== BRIEF ==
Determine how many lines of the entries include the word "Mountain", and report that number with no further text.

[Dataset rows for apps and sites]
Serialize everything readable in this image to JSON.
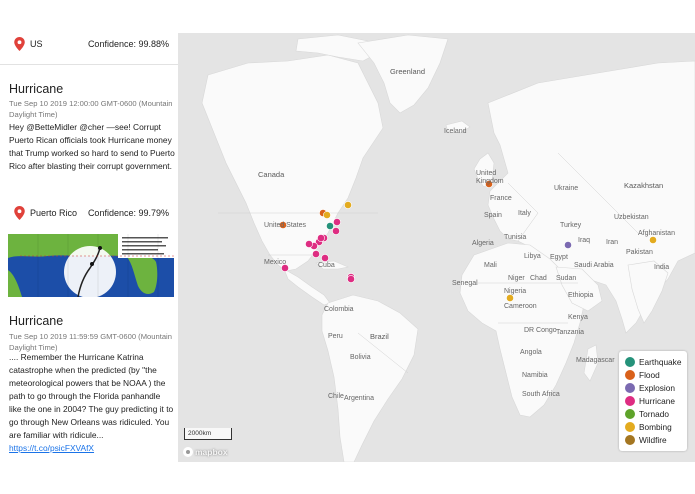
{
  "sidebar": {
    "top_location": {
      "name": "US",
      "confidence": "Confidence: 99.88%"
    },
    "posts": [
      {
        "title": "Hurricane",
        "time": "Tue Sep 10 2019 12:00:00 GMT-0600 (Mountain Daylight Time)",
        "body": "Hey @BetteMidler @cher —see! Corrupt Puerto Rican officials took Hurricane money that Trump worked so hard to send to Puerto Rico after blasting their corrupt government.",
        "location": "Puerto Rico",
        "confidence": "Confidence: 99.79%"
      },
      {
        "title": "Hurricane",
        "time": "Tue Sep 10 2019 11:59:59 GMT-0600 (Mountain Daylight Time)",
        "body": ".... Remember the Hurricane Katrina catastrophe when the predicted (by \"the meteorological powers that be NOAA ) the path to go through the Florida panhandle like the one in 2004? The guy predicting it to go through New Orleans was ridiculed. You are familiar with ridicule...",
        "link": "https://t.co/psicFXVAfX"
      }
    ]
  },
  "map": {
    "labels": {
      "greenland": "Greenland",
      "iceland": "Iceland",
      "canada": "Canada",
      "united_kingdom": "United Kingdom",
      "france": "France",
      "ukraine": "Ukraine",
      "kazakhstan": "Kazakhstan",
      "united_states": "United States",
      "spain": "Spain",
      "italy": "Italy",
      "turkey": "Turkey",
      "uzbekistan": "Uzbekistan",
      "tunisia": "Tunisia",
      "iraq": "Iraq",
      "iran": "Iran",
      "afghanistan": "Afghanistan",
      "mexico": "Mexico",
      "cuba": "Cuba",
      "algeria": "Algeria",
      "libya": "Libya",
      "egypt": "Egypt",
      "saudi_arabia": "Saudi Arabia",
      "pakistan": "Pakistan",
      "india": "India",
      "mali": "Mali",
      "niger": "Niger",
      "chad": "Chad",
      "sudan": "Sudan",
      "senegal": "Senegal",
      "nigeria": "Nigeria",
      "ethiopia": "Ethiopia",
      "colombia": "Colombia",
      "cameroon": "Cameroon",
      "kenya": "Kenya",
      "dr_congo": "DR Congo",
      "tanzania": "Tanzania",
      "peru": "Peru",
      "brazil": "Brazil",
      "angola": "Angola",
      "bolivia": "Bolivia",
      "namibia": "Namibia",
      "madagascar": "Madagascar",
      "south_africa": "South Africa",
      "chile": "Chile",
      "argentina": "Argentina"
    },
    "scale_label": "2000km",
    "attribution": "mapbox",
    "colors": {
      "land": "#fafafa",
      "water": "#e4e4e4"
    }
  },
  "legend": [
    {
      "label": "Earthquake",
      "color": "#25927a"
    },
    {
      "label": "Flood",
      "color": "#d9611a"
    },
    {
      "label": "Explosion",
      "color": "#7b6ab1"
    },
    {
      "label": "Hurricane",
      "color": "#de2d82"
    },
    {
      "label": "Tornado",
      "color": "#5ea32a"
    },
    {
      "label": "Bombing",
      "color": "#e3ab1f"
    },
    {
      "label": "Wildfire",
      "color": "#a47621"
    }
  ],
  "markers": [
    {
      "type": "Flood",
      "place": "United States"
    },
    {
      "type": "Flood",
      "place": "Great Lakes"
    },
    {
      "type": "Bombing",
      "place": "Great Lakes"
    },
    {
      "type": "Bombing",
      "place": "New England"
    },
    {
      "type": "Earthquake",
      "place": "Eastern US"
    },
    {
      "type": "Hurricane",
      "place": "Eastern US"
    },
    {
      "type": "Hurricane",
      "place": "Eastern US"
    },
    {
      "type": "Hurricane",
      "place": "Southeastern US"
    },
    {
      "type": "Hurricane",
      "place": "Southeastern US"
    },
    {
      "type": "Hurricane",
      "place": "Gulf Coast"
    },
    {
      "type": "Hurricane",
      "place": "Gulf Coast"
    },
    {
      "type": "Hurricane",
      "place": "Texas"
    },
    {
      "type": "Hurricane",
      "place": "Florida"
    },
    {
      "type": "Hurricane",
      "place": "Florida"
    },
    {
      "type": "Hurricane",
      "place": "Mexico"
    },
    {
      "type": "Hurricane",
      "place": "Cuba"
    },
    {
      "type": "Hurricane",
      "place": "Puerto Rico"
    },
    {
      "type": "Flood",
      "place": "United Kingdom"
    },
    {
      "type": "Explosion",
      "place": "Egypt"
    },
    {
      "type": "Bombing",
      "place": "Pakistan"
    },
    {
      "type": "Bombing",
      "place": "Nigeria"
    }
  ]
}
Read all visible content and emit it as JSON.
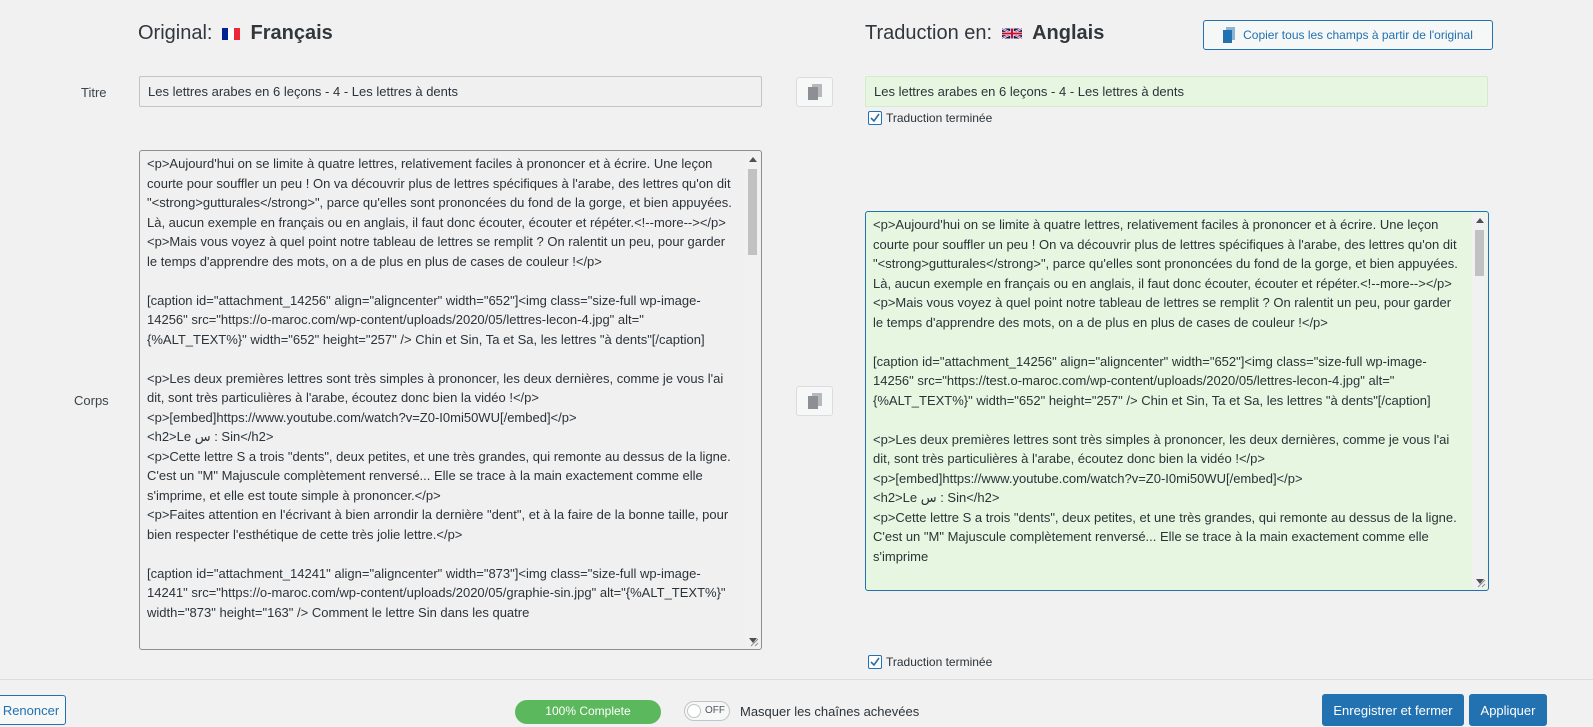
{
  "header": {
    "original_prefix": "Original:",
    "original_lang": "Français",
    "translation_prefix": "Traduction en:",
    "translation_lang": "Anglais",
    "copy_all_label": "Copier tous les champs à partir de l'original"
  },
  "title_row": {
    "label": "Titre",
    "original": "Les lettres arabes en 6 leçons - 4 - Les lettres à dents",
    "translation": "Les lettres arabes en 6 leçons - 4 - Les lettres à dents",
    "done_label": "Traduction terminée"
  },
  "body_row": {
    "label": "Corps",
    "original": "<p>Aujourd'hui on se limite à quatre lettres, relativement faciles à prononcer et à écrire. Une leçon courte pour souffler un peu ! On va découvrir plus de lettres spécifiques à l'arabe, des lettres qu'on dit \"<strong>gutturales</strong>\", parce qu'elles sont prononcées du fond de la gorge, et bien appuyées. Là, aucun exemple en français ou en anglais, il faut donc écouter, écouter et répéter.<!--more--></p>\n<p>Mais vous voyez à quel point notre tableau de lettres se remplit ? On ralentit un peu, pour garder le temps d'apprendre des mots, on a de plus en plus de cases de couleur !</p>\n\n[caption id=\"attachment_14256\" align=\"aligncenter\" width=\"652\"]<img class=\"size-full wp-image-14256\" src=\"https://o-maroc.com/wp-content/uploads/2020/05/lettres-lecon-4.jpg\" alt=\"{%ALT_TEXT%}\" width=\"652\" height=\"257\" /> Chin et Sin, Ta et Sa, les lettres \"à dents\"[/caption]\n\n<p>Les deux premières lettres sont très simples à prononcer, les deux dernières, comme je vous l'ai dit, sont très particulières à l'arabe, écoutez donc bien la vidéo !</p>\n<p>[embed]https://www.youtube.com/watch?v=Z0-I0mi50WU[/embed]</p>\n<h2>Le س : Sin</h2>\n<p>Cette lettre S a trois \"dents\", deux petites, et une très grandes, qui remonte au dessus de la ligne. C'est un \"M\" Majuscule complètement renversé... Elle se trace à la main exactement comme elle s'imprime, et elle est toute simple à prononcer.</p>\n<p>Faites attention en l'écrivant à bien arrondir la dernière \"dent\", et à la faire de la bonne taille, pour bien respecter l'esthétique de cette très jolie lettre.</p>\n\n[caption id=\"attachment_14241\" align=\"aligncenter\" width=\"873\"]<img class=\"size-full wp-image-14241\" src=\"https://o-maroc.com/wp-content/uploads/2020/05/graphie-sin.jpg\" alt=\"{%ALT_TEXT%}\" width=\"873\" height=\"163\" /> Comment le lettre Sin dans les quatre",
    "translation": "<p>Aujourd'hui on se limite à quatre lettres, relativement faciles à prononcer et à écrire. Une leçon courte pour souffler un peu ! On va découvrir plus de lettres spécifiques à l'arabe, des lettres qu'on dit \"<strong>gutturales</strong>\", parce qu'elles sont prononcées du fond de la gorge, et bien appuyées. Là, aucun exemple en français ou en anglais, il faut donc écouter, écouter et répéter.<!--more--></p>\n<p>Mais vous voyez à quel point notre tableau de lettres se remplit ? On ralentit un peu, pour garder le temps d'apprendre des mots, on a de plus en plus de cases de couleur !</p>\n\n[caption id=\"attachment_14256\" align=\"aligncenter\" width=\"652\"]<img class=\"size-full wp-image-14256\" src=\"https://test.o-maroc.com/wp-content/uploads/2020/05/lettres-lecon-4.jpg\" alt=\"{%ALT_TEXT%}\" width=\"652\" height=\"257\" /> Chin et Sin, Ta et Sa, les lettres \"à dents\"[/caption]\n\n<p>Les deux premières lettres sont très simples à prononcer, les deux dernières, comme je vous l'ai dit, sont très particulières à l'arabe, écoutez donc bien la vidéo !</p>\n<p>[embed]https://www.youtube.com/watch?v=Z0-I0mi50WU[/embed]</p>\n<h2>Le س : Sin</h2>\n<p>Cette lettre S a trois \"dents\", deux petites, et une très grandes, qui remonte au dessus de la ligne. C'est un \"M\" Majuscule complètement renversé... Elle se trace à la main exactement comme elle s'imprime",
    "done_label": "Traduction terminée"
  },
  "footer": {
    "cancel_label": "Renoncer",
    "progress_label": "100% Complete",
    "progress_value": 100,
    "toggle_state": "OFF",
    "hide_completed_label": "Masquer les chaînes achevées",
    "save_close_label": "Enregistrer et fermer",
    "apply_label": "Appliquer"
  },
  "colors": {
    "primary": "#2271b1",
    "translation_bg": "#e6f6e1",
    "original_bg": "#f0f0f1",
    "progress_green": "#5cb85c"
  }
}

== THE ANSWER ==
2